A few months ago the bicycle trade gathered at the Hilton Metropole, NEC and saw one of the trade-nominated and judged BikeBiz Awards go to the Bike Hub App.
So why the accolades? As you’ll already know, ‘apps’ is a fancy name for software running on smartphones like iPhones, Blackberries, iPod Touches, and a zillion other devices, providing games, news, utilities and much more. They can even help direct you around the many halls of Eurobike or manage your trade account with Madison.
Why the fuss about apps? It’s something to do with the fact that smartphone sales in the UK hit in the region of 20 million last year. It’s a huge market that Bike Hub is tapping into.
One of the best-known names in the industry – Carlton Reid, also BikeBiz’s executive editor – was tasked with making the app happen.
He told BikeBiz: “The main aim for the app was always to get more cyclists out on their bikes in urban areas. We all know there are millions of bikes gathering dust in sheds. This is partly because hesitant cyclists don’t want to mix with motorised traffic that’s often fast-moving and scary. But you don’t have to cycle on dual carriageways. There are always other, less busy roads and cycle tracks to ride on. The app helps people find those routes.
“Cycle campaign groups have long used cycle route maps to do the same thing. The Bike Hub app takes these and makes them mobile.
“As well as getting new people on bikes, we also found that keen cyclists used the app to work out quicker commutes. This is a great use for the app. Even jaded, long-time bike commuters can be surprised to find the app throws up better, quicker routes for them.”
Even more relevant for the trade, was the shop locator, says Reid: “The other big reason for creating the app was to direct consumers to independent shops. There’s an app doing this for London and it’s sold well. The Bike Hub app does the same for the whole of the UK, and for free.”

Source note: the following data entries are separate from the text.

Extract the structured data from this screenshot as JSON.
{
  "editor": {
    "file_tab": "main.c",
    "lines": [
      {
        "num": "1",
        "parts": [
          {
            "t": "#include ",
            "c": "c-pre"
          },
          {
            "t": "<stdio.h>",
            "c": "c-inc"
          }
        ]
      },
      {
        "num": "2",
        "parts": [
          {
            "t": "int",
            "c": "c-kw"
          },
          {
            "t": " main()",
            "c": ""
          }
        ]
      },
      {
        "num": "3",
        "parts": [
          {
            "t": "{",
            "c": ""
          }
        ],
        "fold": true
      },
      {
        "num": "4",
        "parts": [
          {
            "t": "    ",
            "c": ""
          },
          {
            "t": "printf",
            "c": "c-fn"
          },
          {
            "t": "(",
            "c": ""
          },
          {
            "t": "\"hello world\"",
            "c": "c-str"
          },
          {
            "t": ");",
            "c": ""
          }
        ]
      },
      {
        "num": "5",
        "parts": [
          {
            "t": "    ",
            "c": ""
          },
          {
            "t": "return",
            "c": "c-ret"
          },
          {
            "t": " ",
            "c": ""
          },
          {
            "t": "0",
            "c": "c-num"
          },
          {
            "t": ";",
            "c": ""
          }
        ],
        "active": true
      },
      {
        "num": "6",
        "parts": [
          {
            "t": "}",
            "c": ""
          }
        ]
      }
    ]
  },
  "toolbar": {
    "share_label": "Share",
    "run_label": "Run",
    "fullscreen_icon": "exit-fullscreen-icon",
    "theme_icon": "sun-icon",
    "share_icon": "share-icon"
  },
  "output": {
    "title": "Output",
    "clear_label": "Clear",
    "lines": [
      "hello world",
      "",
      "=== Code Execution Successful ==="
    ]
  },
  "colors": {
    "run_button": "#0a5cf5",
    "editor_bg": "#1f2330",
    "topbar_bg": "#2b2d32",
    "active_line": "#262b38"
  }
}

The app has been well received by those who voted on the BikeBiz Awards, among others, but how have bike retailers, on the front lines of retail, reacted? “Many bike shops are fans of the app,” explains Reid. “It helps when the owners or staff are smartphone users. Bike shops missing from the app for whatever reason – maybe because they’re new, or weren’t in the original database supplied to OpenStreetMap via the ACT – are manually added. The fact I get complaints from bike shops missing from the app suggests that bike shops see the value in being listed.”
The app has proved to be popular with the public too. Rarely out of the top ten free navigation apps in iTunes, more than 150,000 copies of the app have been downloaded to date. Reid believes it’s just the start: “Many more will follow as smartphone use increases. We keep adding new and innovative features to the app, keeping interest high.”

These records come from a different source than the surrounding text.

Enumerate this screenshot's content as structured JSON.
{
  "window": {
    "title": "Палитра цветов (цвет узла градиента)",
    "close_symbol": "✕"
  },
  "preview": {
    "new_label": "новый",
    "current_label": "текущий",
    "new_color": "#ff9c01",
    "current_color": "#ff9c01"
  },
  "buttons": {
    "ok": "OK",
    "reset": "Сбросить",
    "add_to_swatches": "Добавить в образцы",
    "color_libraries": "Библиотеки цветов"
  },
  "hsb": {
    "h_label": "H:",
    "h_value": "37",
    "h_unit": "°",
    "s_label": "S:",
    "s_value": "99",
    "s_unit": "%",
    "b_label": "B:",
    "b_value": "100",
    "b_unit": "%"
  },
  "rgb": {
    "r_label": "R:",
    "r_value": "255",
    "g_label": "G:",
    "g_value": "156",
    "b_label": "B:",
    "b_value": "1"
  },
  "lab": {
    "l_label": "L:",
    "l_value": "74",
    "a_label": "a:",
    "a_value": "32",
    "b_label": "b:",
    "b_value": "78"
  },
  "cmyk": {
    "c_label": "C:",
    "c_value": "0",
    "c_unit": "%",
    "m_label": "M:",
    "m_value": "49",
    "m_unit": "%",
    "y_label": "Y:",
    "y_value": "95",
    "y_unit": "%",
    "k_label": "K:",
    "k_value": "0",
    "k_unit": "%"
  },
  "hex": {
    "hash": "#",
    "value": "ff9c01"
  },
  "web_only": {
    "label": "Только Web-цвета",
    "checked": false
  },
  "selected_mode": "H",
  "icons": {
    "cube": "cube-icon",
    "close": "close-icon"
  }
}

Downloads might have done well, but has the app met with original expectations?
“I sold the concept as a PR tool for promoting Bike Hub. In this it’s done incredibly well, being featured on the BBC, in the Guardian, on tech sites such as The Register, and, of course, on all the cycling sites, such as BikeRadar and Road.cc. Every user who opens the app is geo-located by a Bike Hub roundel, not a cross-hairs icon. This is the sort of daily ‘in your face’ brand recognition that would be difficult to achieve in any other way. I was charged with making the Bike Hub name better known and I think the app does that job in a cost-effective way. It’s much cheaper than an annual PR campaign, that’s for sure.”

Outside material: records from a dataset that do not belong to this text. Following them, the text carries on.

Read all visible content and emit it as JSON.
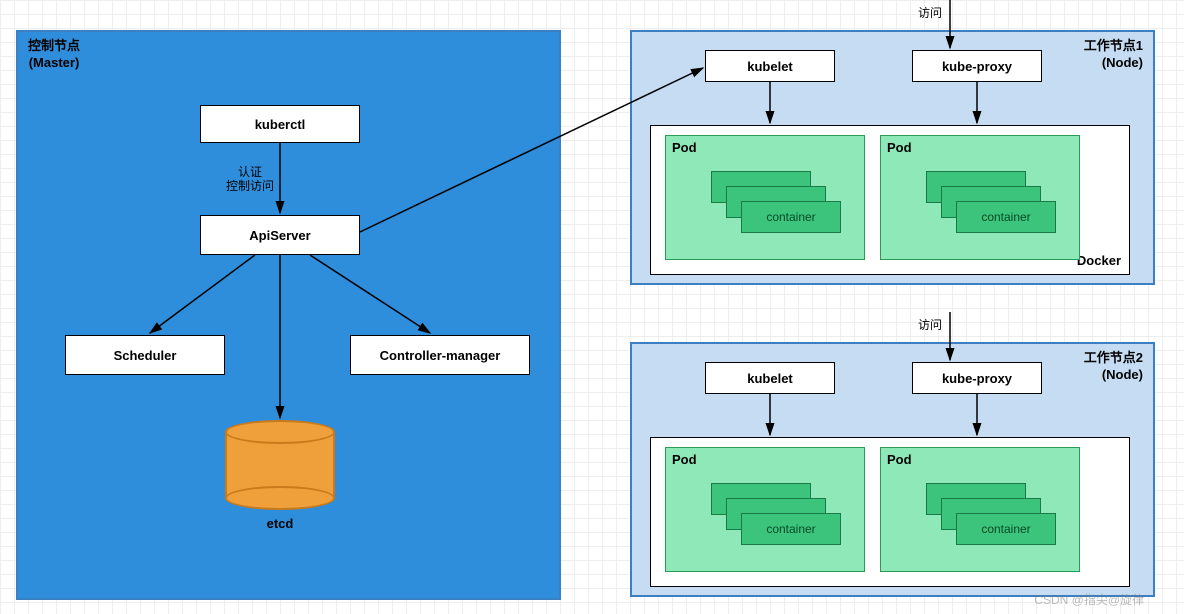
{
  "master": {
    "title": "控制节点\n(Master)",
    "kuberctl": "kuberctl",
    "apiserver": "ApiServer",
    "scheduler": "Scheduler",
    "controller_manager": "Controller-manager",
    "etcd": "etcd",
    "auth_label": "认证\n控制访问"
  },
  "node1": {
    "title": "工作节点1\n(Node)",
    "access": "访问",
    "kubelet": "kubelet",
    "kubeproxy": "kube-proxy",
    "docker": "Docker",
    "pod": "Pod",
    "container": "container"
  },
  "node2": {
    "title": "工作节点2\n(Node)",
    "access": "访问",
    "kubelet": "kubelet",
    "kubeproxy": "kube-proxy",
    "pod": "Pod",
    "container": "container"
  },
  "watermark": "CSDN @指尖@旋律",
  "colors": {
    "master_bg": "#2f8edb",
    "node_bg": "#c5dcf3",
    "pod_bg": "#8ee8b8",
    "container_bg": "#3cc47c",
    "etcd_bg": "#f0a03a"
  }
}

So with expectations of increasing popularity of the app among the growing numbers of consumers joining the smartphone throngs, there are plans for increased functions to develop the usefulness of the app too. Reid explains: “The app was started as an A-to-B satnav, but has now grown to also being an A- to-A touring tool. This is a world exclusive for a mobile device.
Users can be routed, in a circular tour, following points of interest of their choosing. Things like National Trust properties, pubs, or cycling-friendly cafes. If there’s info on locations in OpenStreetMap, the app can be set to create a tour linking them.
A short tour, a long tour, whatever. It turns the app into a leisure device, not just an A to B navigation device. As OpenStreetMap becomes richer in information, the app will suck in that info. It’s a future-friendly app.”
Find out more about the app and Bike Hub at http://bikehub.co.uk/